What I do know is that a council that so often says it favours expertise took a consultants report we paid for, written by people who review municipal ward boundaries for a living, and tossed in the trash. Thanks, but no thanks. In return, we got a new six-ward map that just basically moved a couple of lines; Ward 4 now ends at the Hanlon instead of one street over on Silvercreek.
We probably could have done that in house on the cheap.
But that’s been a theme of this term of council, the friction between the politics and the policy.
Take the debate over the Cultural Heritage Action Plan, which was already controversial before it came to council due to tension between staff and Heritage Guelph about its direction. Much of that was around the question of the proposed Ward West Heritage district because it’s still hard to articulate why staff thought that was the priority over Catholic Hill, or the Ontario Reformatory lands.
That much was at least resolved in June when council decided to prioritize the Reformatory lands over Ward West, but the issue goes beyond heritage. One of the reasons I wasn’t able to write about the council composition decision until now is because that was the same week a motion to look at more voting options for people with disabilities was coming to council and I wanted to lend it some support.
But that’s another great example of these fissures between staff, council, and the local expertise on advisory committees; the Accessibility Committee said mail-in wasn’t good enough, they gave staff a reasonable suggestion, and the full recommendation comes to council with no additional options to the mail-in ballot.
Is it any wonder that it looks like the city is having trouble attracting people to serve on advisory boards and committees, like the recently extended deadline for, of all things, the Council Remuneration and Support Advisory Committee?
Perhaps we should all spend our summer vacation thinking about the way things are and consider that they haven’t been working the way they should for a while.
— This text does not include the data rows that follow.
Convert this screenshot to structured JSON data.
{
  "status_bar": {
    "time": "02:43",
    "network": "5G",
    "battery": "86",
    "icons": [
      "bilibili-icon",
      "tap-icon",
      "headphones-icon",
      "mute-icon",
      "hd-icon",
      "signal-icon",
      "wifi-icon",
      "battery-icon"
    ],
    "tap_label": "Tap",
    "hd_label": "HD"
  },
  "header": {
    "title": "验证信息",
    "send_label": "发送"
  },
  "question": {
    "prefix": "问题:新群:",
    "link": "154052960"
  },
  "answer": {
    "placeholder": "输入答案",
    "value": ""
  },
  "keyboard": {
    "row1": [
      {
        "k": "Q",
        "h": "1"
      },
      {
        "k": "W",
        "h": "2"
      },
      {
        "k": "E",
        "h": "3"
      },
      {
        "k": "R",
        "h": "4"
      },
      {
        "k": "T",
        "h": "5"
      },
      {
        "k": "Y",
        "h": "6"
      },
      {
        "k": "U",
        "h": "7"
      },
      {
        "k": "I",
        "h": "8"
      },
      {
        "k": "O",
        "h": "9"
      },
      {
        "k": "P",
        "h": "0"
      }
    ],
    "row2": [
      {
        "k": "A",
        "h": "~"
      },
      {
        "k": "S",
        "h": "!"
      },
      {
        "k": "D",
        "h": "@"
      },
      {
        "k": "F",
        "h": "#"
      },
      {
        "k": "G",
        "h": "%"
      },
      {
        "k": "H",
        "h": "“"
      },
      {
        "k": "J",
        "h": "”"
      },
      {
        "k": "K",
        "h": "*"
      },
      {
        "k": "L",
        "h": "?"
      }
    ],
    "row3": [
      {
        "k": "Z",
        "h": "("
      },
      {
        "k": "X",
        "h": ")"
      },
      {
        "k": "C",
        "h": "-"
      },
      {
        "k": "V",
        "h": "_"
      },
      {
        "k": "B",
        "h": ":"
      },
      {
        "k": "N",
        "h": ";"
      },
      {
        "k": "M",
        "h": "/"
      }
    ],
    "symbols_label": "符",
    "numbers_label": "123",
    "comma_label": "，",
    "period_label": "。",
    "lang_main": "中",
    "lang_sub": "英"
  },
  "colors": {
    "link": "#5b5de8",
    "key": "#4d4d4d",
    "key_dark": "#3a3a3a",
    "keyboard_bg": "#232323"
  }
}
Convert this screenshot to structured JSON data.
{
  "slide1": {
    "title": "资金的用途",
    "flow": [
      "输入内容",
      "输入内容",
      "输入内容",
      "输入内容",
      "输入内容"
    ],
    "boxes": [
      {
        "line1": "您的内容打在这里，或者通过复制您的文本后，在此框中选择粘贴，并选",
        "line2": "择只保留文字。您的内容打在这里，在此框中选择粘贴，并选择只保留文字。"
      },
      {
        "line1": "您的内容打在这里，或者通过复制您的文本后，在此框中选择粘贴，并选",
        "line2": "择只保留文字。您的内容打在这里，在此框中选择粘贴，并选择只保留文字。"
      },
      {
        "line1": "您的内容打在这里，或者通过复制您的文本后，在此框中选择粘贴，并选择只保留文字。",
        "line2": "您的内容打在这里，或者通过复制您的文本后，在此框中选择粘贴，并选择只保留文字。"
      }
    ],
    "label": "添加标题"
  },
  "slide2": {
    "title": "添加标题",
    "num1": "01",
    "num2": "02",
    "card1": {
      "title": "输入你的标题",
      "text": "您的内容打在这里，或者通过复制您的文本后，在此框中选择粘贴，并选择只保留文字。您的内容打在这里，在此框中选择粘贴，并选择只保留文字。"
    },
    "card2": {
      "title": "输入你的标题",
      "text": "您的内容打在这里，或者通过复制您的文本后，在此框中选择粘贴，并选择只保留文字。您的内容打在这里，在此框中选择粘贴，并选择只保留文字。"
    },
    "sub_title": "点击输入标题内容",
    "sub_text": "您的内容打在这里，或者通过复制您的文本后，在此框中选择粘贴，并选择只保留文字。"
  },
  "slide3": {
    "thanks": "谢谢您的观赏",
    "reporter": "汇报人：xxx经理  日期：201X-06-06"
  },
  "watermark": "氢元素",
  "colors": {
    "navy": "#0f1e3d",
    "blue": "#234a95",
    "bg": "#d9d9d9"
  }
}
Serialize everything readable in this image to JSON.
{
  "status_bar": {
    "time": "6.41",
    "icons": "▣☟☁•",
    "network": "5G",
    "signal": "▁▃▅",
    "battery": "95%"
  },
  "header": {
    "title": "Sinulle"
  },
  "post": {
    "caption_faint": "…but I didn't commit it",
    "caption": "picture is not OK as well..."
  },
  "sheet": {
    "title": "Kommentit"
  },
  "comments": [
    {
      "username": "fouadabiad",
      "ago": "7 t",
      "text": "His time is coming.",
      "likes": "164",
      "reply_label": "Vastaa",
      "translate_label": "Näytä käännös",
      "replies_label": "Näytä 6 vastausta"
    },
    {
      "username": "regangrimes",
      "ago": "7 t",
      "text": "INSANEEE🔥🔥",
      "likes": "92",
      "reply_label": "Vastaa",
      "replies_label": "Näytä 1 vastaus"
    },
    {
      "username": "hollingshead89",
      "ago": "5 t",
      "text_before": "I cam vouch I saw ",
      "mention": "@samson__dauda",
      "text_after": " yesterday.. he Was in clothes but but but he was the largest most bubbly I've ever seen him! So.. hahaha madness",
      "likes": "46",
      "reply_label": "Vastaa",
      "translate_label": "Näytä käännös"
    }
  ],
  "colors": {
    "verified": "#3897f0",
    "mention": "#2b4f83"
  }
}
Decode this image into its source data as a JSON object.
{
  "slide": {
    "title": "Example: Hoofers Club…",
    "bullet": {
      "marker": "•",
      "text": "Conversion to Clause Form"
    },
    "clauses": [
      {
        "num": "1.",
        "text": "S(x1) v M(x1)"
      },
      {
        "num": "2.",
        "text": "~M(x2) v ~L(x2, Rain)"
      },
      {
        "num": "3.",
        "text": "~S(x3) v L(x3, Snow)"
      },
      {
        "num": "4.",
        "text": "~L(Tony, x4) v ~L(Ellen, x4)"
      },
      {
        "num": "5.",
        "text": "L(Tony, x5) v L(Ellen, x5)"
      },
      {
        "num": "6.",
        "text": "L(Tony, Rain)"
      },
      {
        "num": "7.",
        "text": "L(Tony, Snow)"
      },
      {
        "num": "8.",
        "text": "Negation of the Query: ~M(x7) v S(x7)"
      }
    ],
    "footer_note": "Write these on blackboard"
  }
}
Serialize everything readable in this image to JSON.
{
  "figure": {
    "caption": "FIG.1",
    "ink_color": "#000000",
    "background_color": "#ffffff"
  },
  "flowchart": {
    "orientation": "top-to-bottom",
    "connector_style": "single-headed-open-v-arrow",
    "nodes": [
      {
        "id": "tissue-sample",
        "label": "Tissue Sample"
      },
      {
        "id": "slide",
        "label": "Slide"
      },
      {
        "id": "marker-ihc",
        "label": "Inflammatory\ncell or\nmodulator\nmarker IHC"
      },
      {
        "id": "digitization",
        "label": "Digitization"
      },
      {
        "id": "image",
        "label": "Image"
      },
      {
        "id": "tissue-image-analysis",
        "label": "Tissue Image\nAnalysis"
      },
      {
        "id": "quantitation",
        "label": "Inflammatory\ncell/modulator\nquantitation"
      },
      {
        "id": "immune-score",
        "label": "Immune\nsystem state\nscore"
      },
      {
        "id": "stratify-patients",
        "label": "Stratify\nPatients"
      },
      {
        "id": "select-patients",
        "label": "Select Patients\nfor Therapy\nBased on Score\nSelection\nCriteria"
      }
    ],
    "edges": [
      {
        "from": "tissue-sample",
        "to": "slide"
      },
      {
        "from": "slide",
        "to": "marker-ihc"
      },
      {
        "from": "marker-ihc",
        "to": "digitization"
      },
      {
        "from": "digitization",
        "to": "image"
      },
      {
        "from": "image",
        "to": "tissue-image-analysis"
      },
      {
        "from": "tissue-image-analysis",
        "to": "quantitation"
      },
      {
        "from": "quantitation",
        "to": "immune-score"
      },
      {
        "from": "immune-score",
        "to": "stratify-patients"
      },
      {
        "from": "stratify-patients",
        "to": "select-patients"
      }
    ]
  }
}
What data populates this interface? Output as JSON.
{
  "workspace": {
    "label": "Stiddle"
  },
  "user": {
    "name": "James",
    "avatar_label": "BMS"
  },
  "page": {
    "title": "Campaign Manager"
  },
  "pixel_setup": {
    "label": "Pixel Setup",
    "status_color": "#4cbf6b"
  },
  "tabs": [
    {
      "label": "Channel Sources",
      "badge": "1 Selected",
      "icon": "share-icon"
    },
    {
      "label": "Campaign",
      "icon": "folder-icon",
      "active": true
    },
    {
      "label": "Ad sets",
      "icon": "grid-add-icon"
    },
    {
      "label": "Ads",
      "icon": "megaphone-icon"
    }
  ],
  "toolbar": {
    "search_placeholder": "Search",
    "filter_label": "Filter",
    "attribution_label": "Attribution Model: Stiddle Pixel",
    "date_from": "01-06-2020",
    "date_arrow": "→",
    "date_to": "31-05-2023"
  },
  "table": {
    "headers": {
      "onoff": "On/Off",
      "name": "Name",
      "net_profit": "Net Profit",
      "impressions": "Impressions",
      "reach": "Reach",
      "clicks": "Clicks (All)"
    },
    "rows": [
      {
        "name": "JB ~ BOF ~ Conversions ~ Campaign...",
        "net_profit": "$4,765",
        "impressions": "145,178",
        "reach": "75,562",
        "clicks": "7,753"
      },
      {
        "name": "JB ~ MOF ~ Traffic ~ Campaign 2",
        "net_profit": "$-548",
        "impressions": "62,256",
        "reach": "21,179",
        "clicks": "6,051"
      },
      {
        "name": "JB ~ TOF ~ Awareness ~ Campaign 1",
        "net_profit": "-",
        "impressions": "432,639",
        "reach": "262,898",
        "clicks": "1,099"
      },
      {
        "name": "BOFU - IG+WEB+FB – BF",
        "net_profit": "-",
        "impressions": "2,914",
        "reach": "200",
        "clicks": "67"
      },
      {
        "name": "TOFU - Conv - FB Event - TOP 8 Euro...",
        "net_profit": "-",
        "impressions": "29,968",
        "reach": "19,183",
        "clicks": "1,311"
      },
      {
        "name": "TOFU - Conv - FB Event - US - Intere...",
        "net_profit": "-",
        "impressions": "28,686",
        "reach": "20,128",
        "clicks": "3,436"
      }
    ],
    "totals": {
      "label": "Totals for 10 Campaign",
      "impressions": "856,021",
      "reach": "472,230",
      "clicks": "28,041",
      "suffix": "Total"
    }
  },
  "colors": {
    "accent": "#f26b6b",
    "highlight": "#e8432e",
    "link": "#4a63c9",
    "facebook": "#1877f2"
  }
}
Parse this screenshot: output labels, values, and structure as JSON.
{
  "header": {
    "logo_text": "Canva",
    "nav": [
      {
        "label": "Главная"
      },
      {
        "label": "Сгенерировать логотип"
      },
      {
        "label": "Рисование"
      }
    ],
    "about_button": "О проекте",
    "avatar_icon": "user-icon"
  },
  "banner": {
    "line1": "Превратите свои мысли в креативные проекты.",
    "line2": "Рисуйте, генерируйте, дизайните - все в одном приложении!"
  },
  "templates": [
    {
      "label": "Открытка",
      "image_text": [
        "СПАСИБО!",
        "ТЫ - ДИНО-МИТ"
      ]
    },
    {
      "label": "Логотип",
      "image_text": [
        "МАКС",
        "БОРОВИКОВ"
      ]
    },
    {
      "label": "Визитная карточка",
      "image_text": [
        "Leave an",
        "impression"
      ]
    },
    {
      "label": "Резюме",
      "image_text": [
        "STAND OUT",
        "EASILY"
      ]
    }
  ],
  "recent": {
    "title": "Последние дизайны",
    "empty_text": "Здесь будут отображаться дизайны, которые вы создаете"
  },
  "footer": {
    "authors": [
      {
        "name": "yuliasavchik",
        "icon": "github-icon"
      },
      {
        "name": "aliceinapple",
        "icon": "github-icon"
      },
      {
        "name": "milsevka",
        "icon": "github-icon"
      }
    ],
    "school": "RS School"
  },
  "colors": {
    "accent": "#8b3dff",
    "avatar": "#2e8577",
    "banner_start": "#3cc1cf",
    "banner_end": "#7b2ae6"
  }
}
We may be unwilling to change council, but there should still be some room for improvement.